__Information supplied__

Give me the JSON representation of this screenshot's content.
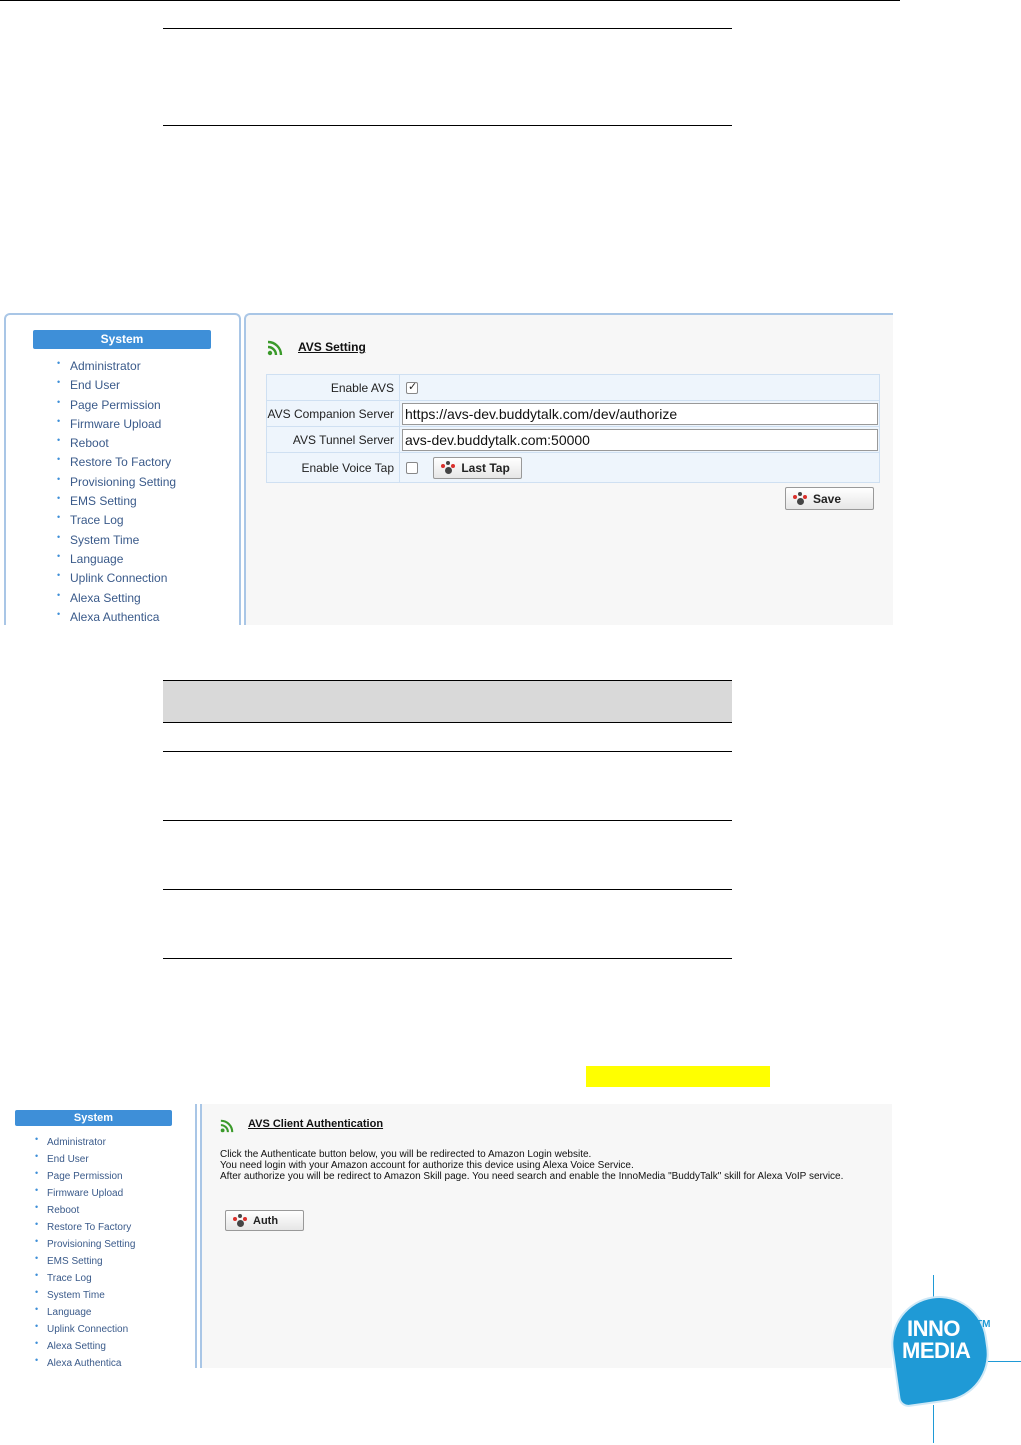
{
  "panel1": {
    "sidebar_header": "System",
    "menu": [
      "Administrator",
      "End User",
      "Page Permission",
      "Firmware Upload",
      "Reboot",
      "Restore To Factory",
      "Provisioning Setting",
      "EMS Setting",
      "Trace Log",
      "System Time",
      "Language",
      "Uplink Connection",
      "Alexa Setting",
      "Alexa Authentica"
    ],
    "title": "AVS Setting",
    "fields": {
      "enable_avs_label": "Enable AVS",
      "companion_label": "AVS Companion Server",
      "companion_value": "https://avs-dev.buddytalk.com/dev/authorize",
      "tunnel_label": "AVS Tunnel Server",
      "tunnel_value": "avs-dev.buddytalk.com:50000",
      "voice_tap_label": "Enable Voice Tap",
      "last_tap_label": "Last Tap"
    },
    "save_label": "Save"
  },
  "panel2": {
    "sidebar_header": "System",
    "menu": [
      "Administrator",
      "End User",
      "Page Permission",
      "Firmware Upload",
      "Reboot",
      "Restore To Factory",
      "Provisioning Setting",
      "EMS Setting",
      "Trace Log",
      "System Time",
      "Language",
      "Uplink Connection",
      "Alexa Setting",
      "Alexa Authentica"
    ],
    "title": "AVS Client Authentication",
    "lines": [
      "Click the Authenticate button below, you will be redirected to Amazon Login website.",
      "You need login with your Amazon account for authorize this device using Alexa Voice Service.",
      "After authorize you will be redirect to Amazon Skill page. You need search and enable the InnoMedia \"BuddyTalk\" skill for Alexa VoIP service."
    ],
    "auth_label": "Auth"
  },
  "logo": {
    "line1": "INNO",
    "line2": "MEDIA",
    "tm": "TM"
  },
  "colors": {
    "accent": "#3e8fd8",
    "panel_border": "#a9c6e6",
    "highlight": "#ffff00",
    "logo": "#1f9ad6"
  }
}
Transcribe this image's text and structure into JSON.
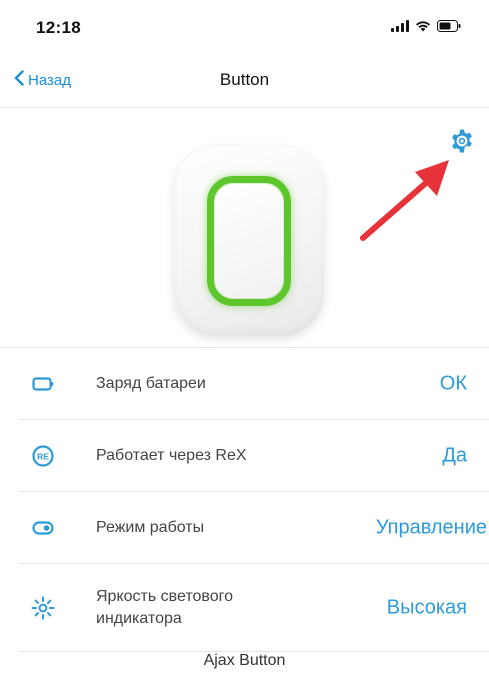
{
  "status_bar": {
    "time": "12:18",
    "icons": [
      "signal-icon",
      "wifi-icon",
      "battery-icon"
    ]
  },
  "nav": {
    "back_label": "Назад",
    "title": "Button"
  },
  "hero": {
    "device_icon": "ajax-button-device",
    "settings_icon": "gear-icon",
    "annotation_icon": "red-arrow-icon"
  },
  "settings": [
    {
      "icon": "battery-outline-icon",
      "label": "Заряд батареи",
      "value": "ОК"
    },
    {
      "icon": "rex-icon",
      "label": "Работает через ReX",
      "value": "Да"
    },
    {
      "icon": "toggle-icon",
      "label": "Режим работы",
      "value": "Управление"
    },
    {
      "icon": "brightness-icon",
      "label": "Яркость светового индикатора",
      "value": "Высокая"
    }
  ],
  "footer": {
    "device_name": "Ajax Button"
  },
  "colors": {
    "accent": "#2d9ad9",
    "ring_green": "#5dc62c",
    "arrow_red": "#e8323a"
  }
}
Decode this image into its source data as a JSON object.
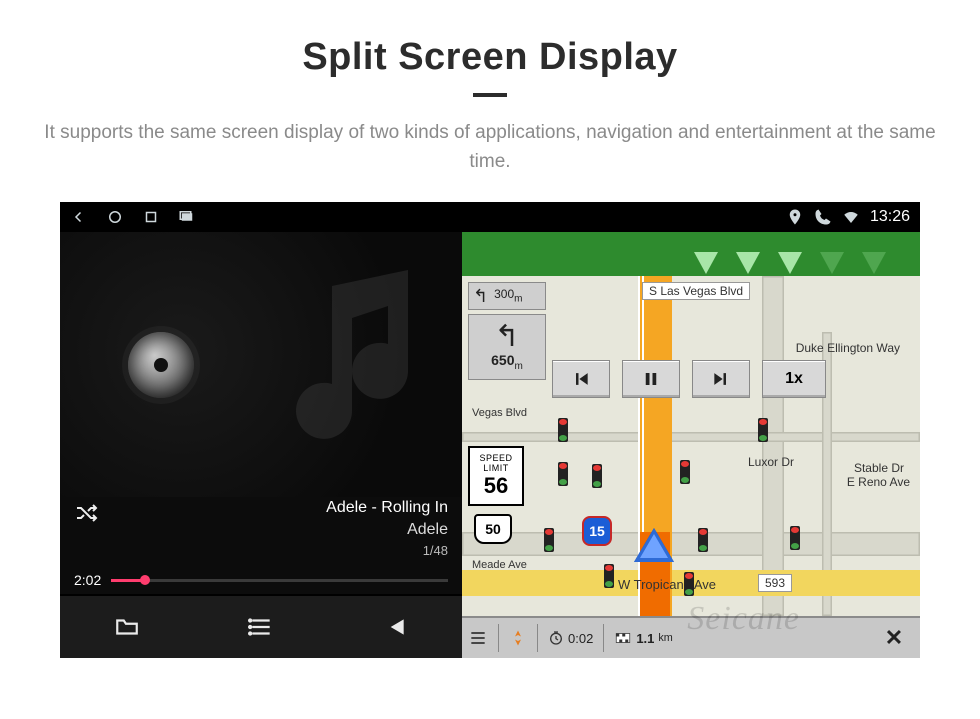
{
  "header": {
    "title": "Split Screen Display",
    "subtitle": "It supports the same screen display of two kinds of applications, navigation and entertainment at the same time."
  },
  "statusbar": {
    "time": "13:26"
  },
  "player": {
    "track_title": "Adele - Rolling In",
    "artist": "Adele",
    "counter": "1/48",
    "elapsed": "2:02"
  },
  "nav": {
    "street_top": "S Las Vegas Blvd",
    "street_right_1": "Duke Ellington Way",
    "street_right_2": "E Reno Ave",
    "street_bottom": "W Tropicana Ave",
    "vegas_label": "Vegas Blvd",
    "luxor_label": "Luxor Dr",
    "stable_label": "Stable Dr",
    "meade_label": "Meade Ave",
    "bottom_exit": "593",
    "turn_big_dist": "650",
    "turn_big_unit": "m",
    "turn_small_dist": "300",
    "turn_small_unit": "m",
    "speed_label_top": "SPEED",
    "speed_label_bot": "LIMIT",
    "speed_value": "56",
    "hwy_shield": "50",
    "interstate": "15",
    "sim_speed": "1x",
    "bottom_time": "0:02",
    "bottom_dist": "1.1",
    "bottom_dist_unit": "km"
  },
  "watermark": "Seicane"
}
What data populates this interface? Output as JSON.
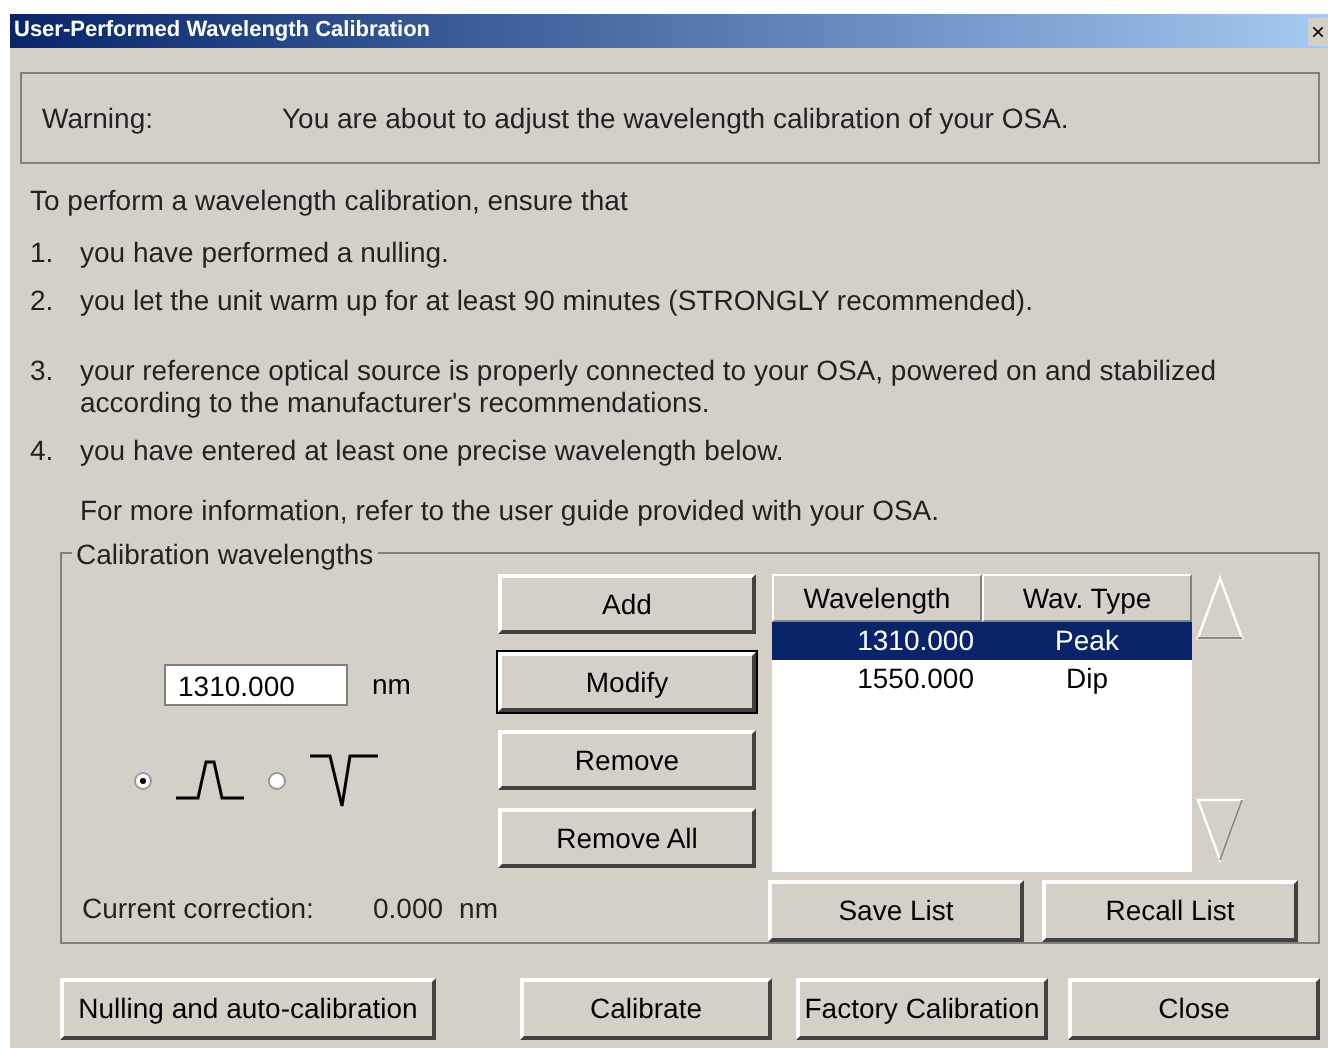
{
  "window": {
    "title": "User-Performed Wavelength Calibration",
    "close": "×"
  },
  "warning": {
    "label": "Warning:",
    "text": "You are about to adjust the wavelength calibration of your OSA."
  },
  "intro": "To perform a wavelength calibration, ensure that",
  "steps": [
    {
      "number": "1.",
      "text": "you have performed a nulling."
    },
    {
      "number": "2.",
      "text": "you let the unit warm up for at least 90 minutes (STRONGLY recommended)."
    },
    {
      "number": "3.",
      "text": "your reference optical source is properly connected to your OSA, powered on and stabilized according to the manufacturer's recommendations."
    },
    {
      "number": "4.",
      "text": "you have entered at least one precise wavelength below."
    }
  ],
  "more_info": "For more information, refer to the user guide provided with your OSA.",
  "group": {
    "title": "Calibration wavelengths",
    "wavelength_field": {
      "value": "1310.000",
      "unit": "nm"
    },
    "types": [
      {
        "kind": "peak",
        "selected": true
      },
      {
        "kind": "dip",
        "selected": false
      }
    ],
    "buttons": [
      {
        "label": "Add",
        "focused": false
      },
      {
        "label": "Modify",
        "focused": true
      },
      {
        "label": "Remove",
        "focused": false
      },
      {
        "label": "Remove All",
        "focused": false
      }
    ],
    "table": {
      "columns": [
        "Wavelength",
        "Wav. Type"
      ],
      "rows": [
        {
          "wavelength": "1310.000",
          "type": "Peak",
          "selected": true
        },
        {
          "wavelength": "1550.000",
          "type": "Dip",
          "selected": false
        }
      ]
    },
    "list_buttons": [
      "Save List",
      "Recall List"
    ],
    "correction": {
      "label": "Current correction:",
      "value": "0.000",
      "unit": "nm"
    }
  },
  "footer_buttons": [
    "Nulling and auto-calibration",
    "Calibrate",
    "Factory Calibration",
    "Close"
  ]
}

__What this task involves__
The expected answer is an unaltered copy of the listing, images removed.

__Result of this task__
Give me the JSON representation of this screenshot's content.
{
  "panel1": {
    "sidebar_header": "System",
    "menu": [
      "Administrator",
      "End User",
      "Page Permission",
      "Firmware Upload",
      "Reboot",
      "Restore To Factory",
      "Provisioning Setting",
      "EMS Setting",
      "Trace Log",
      "System Time",
      "Language",
      "Uplink Connection",
      "Alexa Setting",
      "Alexa Authentica"
    ],
    "title": "AVS Setting",
    "fields": {
      "enable_avs_label": "Enable AVS",
      "companion_label": "AVS Companion Server",
      "companion_value": "https://avs-dev.buddytalk.com/dev/authorize",
      "tunnel_label": "AVS Tunnel Server",
      "tunnel_value": "avs-dev.buddytalk.com:50000",
      "voice_tap_label": "Enable Voice Tap",
      "last_tap_label": "Last Tap"
    },
    "save_label": "Save"
  },
  "panel2": {
    "sidebar_header": "System",
    "menu": [
      "Administrator",
      "End User",
      "Page Permission",
      "Firmware Upload",
      "Reboot",
      "Restore To Factory",
      "Provisioning Setting",
      "EMS Setting",
      "Trace Log",
      "System Time",
      "Language",
      "Uplink Connection",
      "Alexa Setting",
      "Alexa Authentica"
    ],
    "title": "AVS Client Authentication",
    "lines": [
      "Click the Authenticate button below, you will be redirected to Amazon Login website.",
      "You need login with your Amazon account for authorize this device using Alexa Voice Service.",
      "After authorize you will be redirect to Amazon Skill page. You need search and enable the InnoMedia \"BuddyTalk\" skill for Alexa VoIP service."
    ],
    "auth_label": "Auth"
  },
  "logo": {
    "line1": "INNO",
    "line2": "MEDIA",
    "tm": "TM"
  },
  "colors": {
    "accent": "#3e8fd8",
    "panel_border": "#a9c6e6",
    "highlight": "#ffff00",
    "logo": "#1f9ad6"
  }
}
Transcribe this image's text and structure into JSON.
{
  "status_bar": {
    "time": "12:18",
    "icons": [
      "signal-icon",
      "wifi-icon",
      "battery-icon"
    ]
  },
  "nav": {
    "back_label": "Назад",
    "title": "Button"
  },
  "hero": {
    "device_icon": "ajax-button-device",
    "settings_icon": "gear-icon",
    "annotation_icon": "red-arrow-icon"
  },
  "settings": [
    {
      "icon": "battery-outline-icon",
      "label": "Заряд батареи",
      "value": "ОК"
    },
    {
      "icon": "rex-icon",
      "label": "Работает через ReX",
      "value": "Да"
    },
    {
      "icon": "toggle-icon",
      "label": "Режим работы",
      "value": "Управление"
    },
    {
      "icon": "brightness-icon",
      "label": "Яркость светового индикатора",
      "value": "Высокая"
    }
  ],
  "footer": {
    "device_name": "Ajax Button"
  },
  "colors": {
    "accent": "#2d9ad9",
    "ring_green": "#5dc62c",
    "arrow_red": "#e8323a"
  }
}
Decode this image into its source data as a JSON object.
{
  "header": {
    "title": "Split Screen Display",
    "subtitle": "It supports the same screen display of two kinds of applications, navigation and entertainment at the same time."
  },
  "statusbar": {
    "time": "13:26"
  },
  "player": {
    "track_title": "Adele - Rolling In",
    "artist": "Adele",
    "counter": "1/48",
    "elapsed": "2:02"
  },
  "nav": {
    "street_top": "S Las Vegas Blvd",
    "street_right_1": "Duke Ellington Way",
    "street_right_2": "E Reno Ave",
    "street_bottom": "W Tropicana Ave",
    "vegas_label": "Vegas Blvd",
    "luxor_label": "Luxor Dr",
    "stable_label": "Stable Dr",
    "meade_label": "Meade Ave",
    "bottom_exit": "593",
    "turn_big_dist": "650",
    "turn_big_unit": "m",
    "turn_small_dist": "300",
    "turn_small_unit": "m",
    "speed_label_top": "SPEED",
    "speed_label_bot": "LIMIT",
    "speed_value": "56",
    "hwy_shield": "50",
    "interstate": "15",
    "sim_speed": "1x",
    "bottom_time": "0:02",
    "bottom_dist": "1.1",
    "bottom_dist_unit": "km"
  },
  "watermark": "Seicane"
}
What data populates this interface? Output as JSON.
{
  "window": {
    "title": "User-Performed Wavelength Calibration",
    "close": "×"
  },
  "warning": {
    "label": "Warning:",
    "text": "You are about to adjust the wavelength calibration of your OSA."
  },
  "intro": "To perform a wavelength calibration, ensure that",
  "steps": [
    {
      "number": "1.",
      "text": "you have performed a nulling."
    },
    {
      "number": "2.",
      "text": "you let the unit warm up for at least 90 minutes (STRONGLY recommended)."
    },
    {
      "number": "3.",
      "text": "your reference optical source is properly connected to your OSA, powered on and stabilized according to the manufacturer's recommendations."
    },
    {
      "number": "4.",
      "text": "you have entered at least one precise wavelength below."
    }
  ],
  "more_info": "For more information, refer to the user guide provided with your OSA.",
  "group": {
    "title": "Calibration wavelengths",
    "wavelength_field": {
      "value": "1310.000",
      "unit": "nm"
    },
    "types": [
      {
        "kind": "peak",
        "selected": true
      },
      {
        "kind": "dip",
        "selected": false
      }
    ],
    "buttons": [
      {
        "label": "Add",
        "focused": false
      },
      {
        "label": "Modify",
        "focused": true
      },
      {
        "label": "Remove",
        "focused": false
      },
      {
        "label": "Remove All",
        "focused": false
      }
    ],
    "table": {
      "columns": [
        "Wavelength",
        "Wav. Type"
      ],
      "rows": [
        {
          "wavelength": "1310.000",
          "type": "Peak",
          "selected": true
        },
        {
          "wavelength": "1550.000",
          "type": "Dip",
          "selected": false
        }
      ]
    },
    "list_buttons": [
      "Save List",
      "Recall List"
    ],
    "correction": {
      "label": "Current correction:",
      "value": "0.000",
      "unit": "nm"
    }
  },
  "footer_buttons": [
    "Nulling and auto-calibration",
    "Calibrate",
    "Factory Calibration",
    "Close"
  ]
}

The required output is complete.